The theoretical framework of Jürgen Habermas suggests that effective communication requires competent participants with an objective attitude that complies with the rules and worlds designated as objective, social and subjective. This situation determines communicative action, which stimulates the search for mutual understanding and results in a process of interaction that promotes self-determination.Objectives:
In this study, the discharge letters of patients with myocardial infarction were explored regarding the provision of information. The patient's right to information and the duty of informing were analysed according to the perspective of Jürgen Habermas.Research design:
This was a cross-sectional analysis (from a broader longitudinal study) of all discharge letters that were directly related to nursing interventions regarding the provision of information to 106 patients. In this major study, the difficulties faced by patients who experienced a myocardial infarction and the changes in their lifestyles were analysed based on the type of information received.Ethical considerations:
The hospital Ethics Committee approved the study, which complied with ethical principles and required informed consent.Findings:
In the nursing letters, interventions related to the provision of information were conducted at an average of 3.59 interventions per patient. For 8.5% of the patients, however, no interventions related to the provision of information were performed. The most common area of information during hospitalisation was related to the management of signs and symptoms and applied to 90.6% patients.Discussion:
The nursing interventions did not cover patient education, transition processes or awareness of the disease. Thus, the right to information can be questioned.Conclusion:

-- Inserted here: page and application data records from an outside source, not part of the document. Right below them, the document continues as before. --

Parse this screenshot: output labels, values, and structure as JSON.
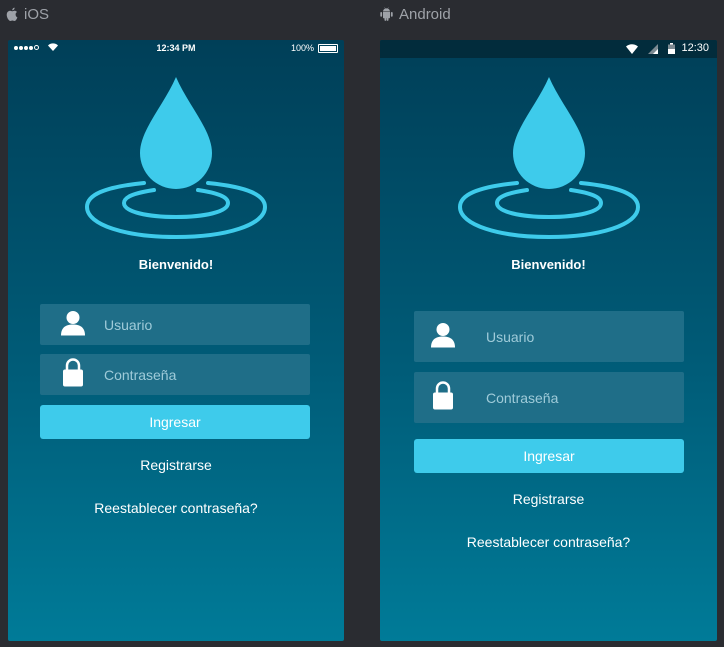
{
  "platforms": {
    "ios": {
      "label": "iOS",
      "icon": "apple-icon"
    },
    "android": {
      "label": "Android",
      "icon": "android-icon"
    }
  },
  "ios_screen": {
    "status_time": "12:34 PM",
    "battery": "100%",
    "welcome": "Bienvenido!",
    "username_placeholder": "Usuario",
    "password_placeholder": "Contraseña",
    "login_button": "Ingresar",
    "register_link": "Registrarse",
    "reset_link": "Reestablecer contraseña?"
  },
  "android_screen": {
    "status_time": "12:30",
    "welcome": "Bienvenido!",
    "username_placeholder": "Usuario",
    "password_placeholder": "Contraseña",
    "login_button": "Ingresar",
    "register_link": "Registrarse",
    "reset_link": "Reestablecer contraseña?"
  },
  "colors": {
    "accent": "#3ecbeb",
    "field_bg": "#1f6e88",
    "gradient_top": "#003f58",
    "gradient_bottom": "#007b98"
  }
}
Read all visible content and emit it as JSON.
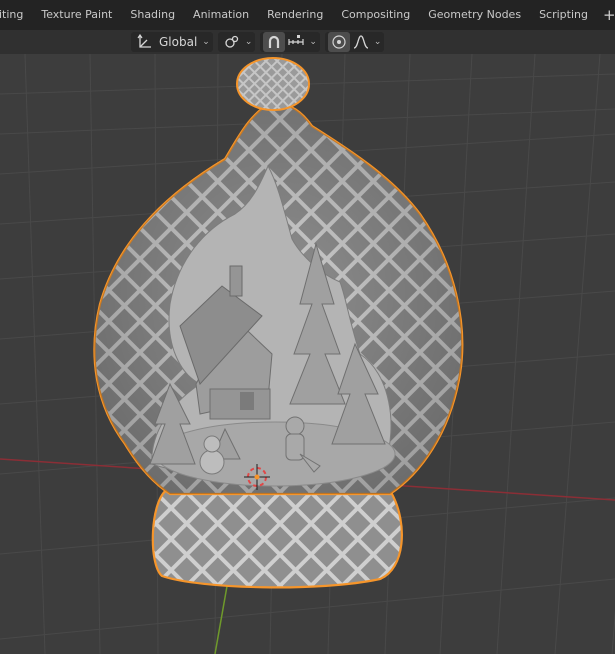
{
  "workspace_tabs": [
    {
      "label": "diting"
    },
    {
      "label": "Texture Paint"
    },
    {
      "label": "Shading"
    },
    {
      "label": "Animation"
    },
    {
      "label": "Rendering"
    },
    {
      "label": "Compositing"
    },
    {
      "label": "Geometry Nodes"
    },
    {
      "label": "Scripting"
    }
  ],
  "add_tab_label": "+",
  "toolbar": {
    "orientation_label": "Global",
    "transform_orientation_icon": "transform-orientation-icon",
    "pivot_icon": "pivot-point-icon",
    "snap_icon": "magnet-snap-icon",
    "snap_increment_icon": "snap-increment-icon",
    "proportional_icon": "proportional-editing-icon",
    "falloff_icon": "falloff-curve-icon"
  },
  "colors": {
    "selection_outline": "#f5952b",
    "x_axis": "#8b2e36",
    "y_axis": "#6f9a2b",
    "grid": "#4a4a4a",
    "viewport_bg": "#3d3d3d"
  }
}
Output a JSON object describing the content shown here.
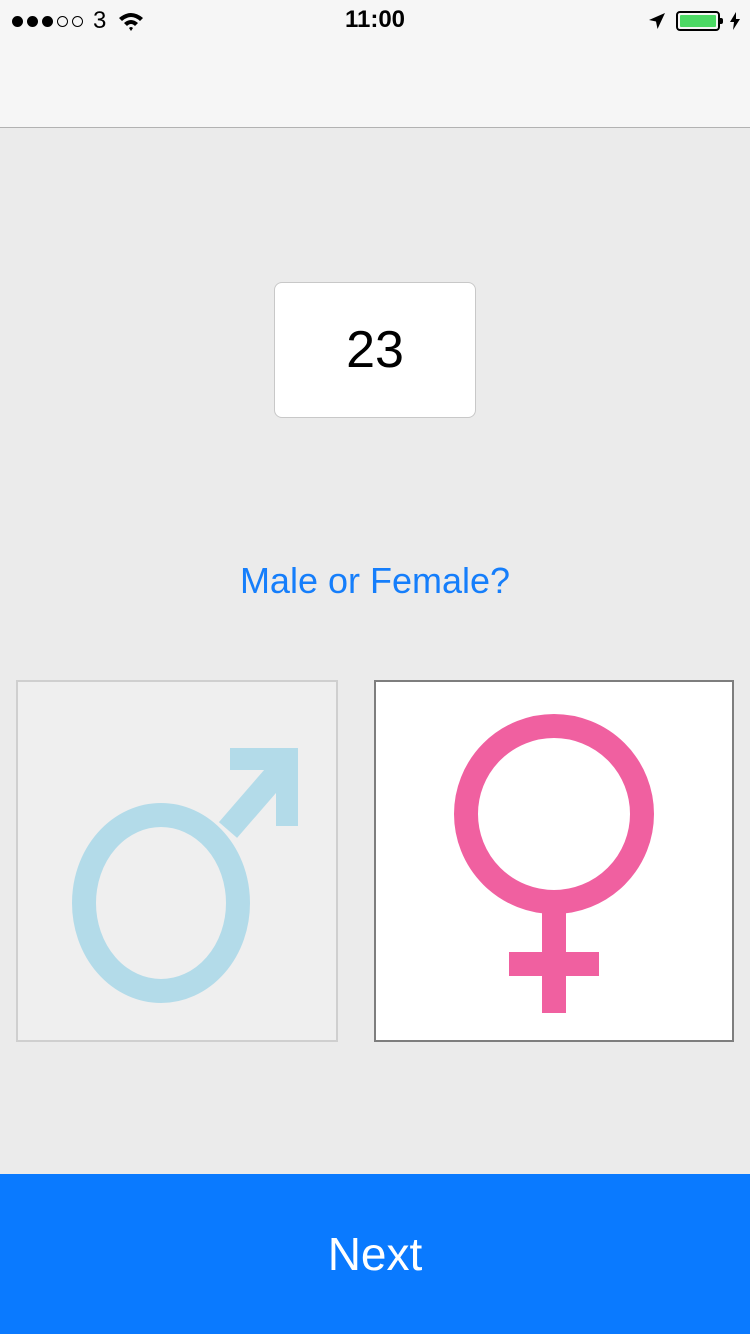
{
  "status_bar": {
    "signal_bars_filled": 3,
    "signal_bars_total": 5,
    "carrier": "3",
    "time": "11:00",
    "battery_level": 1.0
  },
  "age": {
    "value": "23"
  },
  "gender_prompt": "Male or Female?",
  "gender_options": [
    {
      "id": "male",
      "icon": "male-symbol-icon",
      "color": "#b3dbe9",
      "selected": false
    },
    {
      "id": "female",
      "icon": "female-symbol-icon",
      "color": "#f060a0",
      "selected": true
    }
  ],
  "footer": {
    "next_label": "Next",
    "color": "#0a7aff"
  },
  "colors": {
    "accent": "#157efb",
    "background": "#ebebeb"
  }
}
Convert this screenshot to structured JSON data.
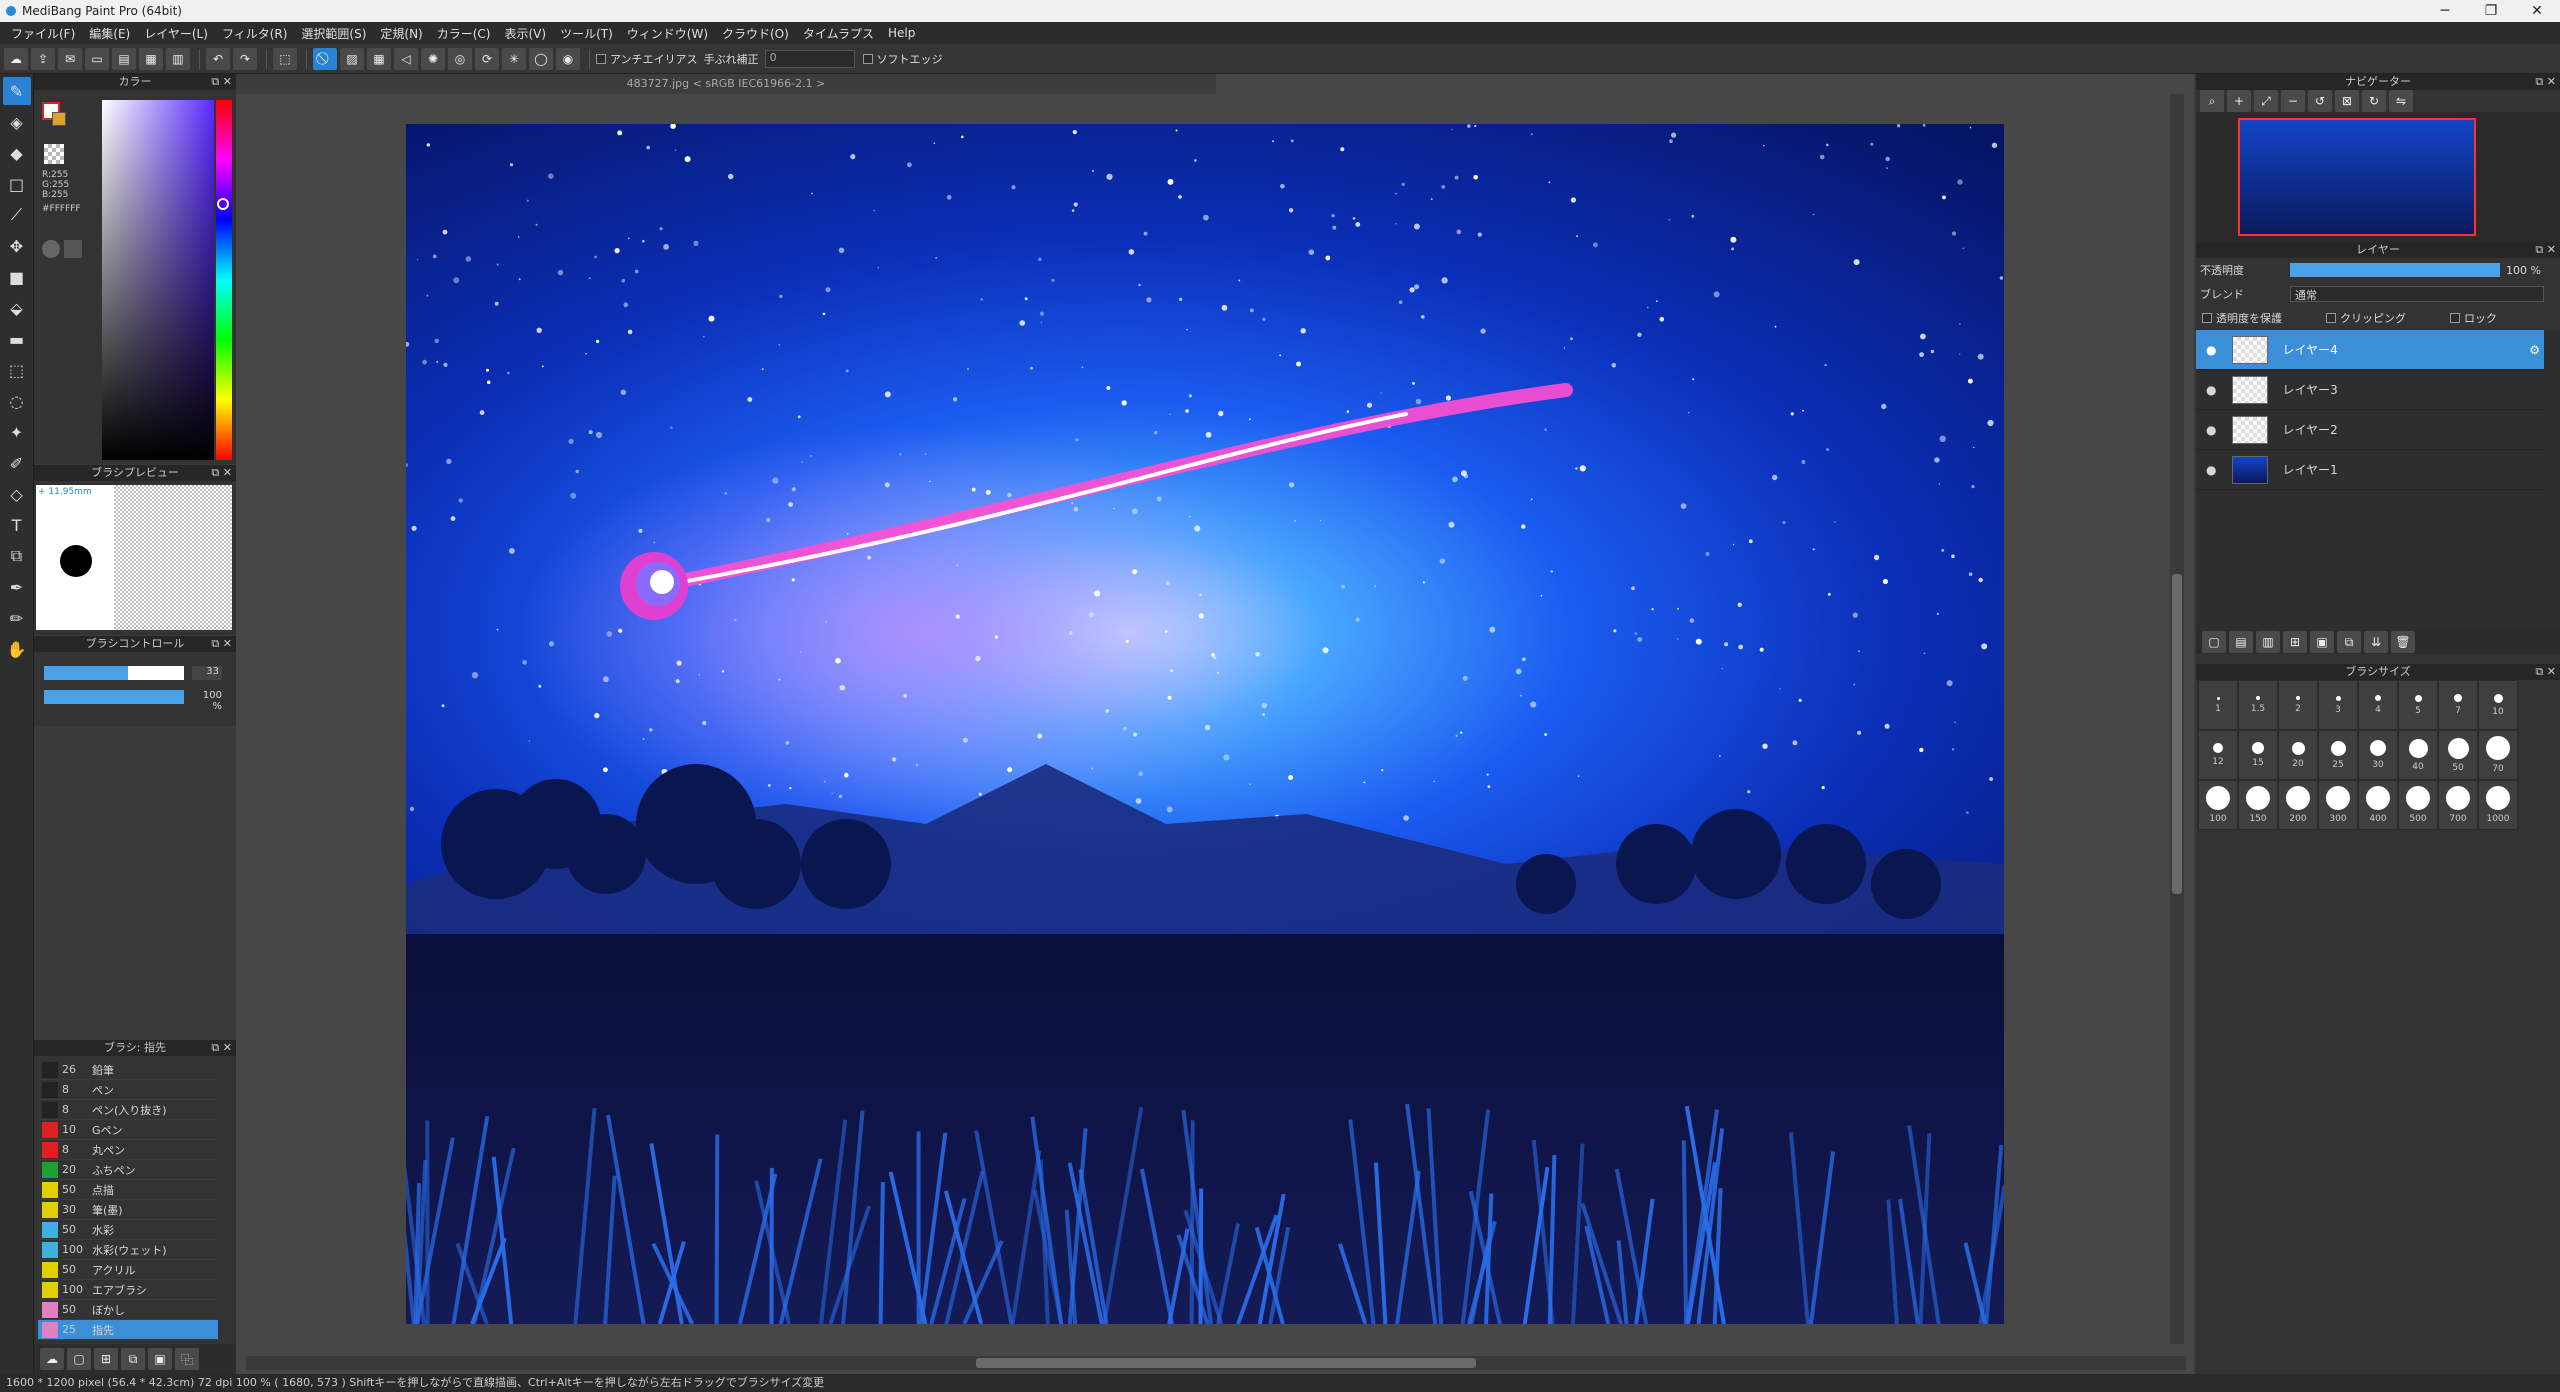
{
  "app": {
    "title": "MediBang Paint Pro (64bit)"
  },
  "window": {
    "minimize": "─",
    "maximize": "❐",
    "close": "✕"
  },
  "menu": [
    "ファイル(F)",
    "編集(E)",
    "レイヤー(L)",
    "フィルタ(R)",
    "選択範囲(S)",
    "定規(N)",
    "カラー(C)",
    "表示(V)",
    "ツール(T)",
    "ウィンドウ(W)",
    "クラウド(O)",
    "タイムラプス",
    "Help"
  ],
  "toolbar": {
    "antialias_label": "アンチエイリアス",
    "stabilizer_label": "手ぶれ補正",
    "stabilizer_value": "0",
    "softedge_label": "ソフトエッジ"
  },
  "color_panel": {
    "title": "カラー",
    "r": "R:255",
    "g": "G:255",
    "b": "B:255",
    "hex": "#FFFFFF"
  },
  "brush_preview": {
    "title": "ブラシプレビュー",
    "size_label": "+ 11.95mm"
  },
  "brush_control": {
    "title": "ブラシコントロール",
    "size_value": "33",
    "opacity_value": "100 %"
  },
  "brush_list": {
    "title": "ブラシ: 指先",
    "items": [
      {
        "size": "26",
        "name": "鉛筆",
        "color": "#222222"
      },
      {
        "size": "8",
        "name": "ペン",
        "color": "#222222"
      },
      {
        "size": "8",
        "name": "ペン(入り抜き)",
        "color": "#222222"
      },
      {
        "size": "10",
        "name": "Gペン",
        "color": "#e02020"
      },
      {
        "size": "8",
        "name": "丸ペン",
        "color": "#e02020"
      },
      {
        "size": "20",
        "name": "ふちペン",
        "color": "#20a030"
      },
      {
        "size": "50",
        "name": "点描",
        "color": "#e0d000"
      },
      {
        "size": "30",
        "name": "筆(墨)",
        "color": "#e0d000"
      },
      {
        "size": "50",
        "name": "水彩",
        "color": "#40b0e0"
      },
      {
        "size": "100",
        "name": "水彩(ウェット)",
        "color": "#40b0e0"
      },
      {
        "size": "50",
        "name": "アクリル",
        "color": "#e0d000"
      },
      {
        "size": "100",
        "name": "エアブラシ",
        "color": "#e0d000"
      },
      {
        "size": "50",
        "name": "ぼかし",
        "color": "#e080c0"
      },
      {
        "size": "25",
        "name": "指先",
        "color": "#e080c0"
      }
    ]
  },
  "document": {
    "tab": "483727.jpg < sRGB IEC61966-2.1 >"
  },
  "navigator": {
    "title": "ナビゲーター"
  },
  "layer_panel": {
    "title": "レイヤー",
    "opacity_label": "不透明度",
    "opacity_value": "100 %",
    "blend_label": "ブレンド",
    "blend_value": "通常",
    "protect_label": "透明度を保護",
    "clipping_label": "クリッピング",
    "lock_label": "ロック",
    "layers": [
      "レイヤー4",
      "レイヤー3",
      "レイヤー2",
      "レイヤー1"
    ]
  },
  "brush_size": {
    "title": "ブラシサイズ",
    "sizes": [
      "1",
      "1.5",
      "2",
      "3",
      "4",
      "5",
      "7",
      "10",
      "12",
      "15",
      "20",
      "25",
      "30",
      "40",
      "50",
      "70",
      "100",
      "150",
      "200",
      "300",
      "400",
      "500",
      "700",
      "1000"
    ]
  },
  "status": {
    "text": "1600 * 1200 pixel   (56.4 * 42.3cm)   72 dpi   100 %   ( 1680, 573 )   Shiftキーを押しながらで直線描画、Ctrl+Altキーを押しながら左右ドラッグでブラシサイズ変更"
  }
}
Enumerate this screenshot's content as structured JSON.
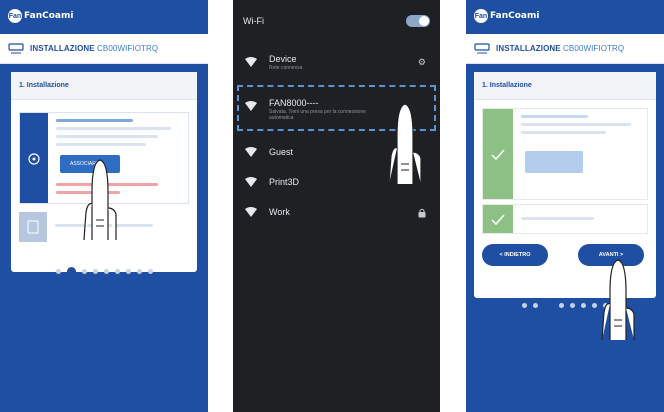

Information is a right, and communication is extremely important. Health professionals should be aware of this importance regarding both care management and the satisfaction guarantee. The sharing of information by health professionals based on their competency is essential for patients to exercise their right to self-determination and decision-making.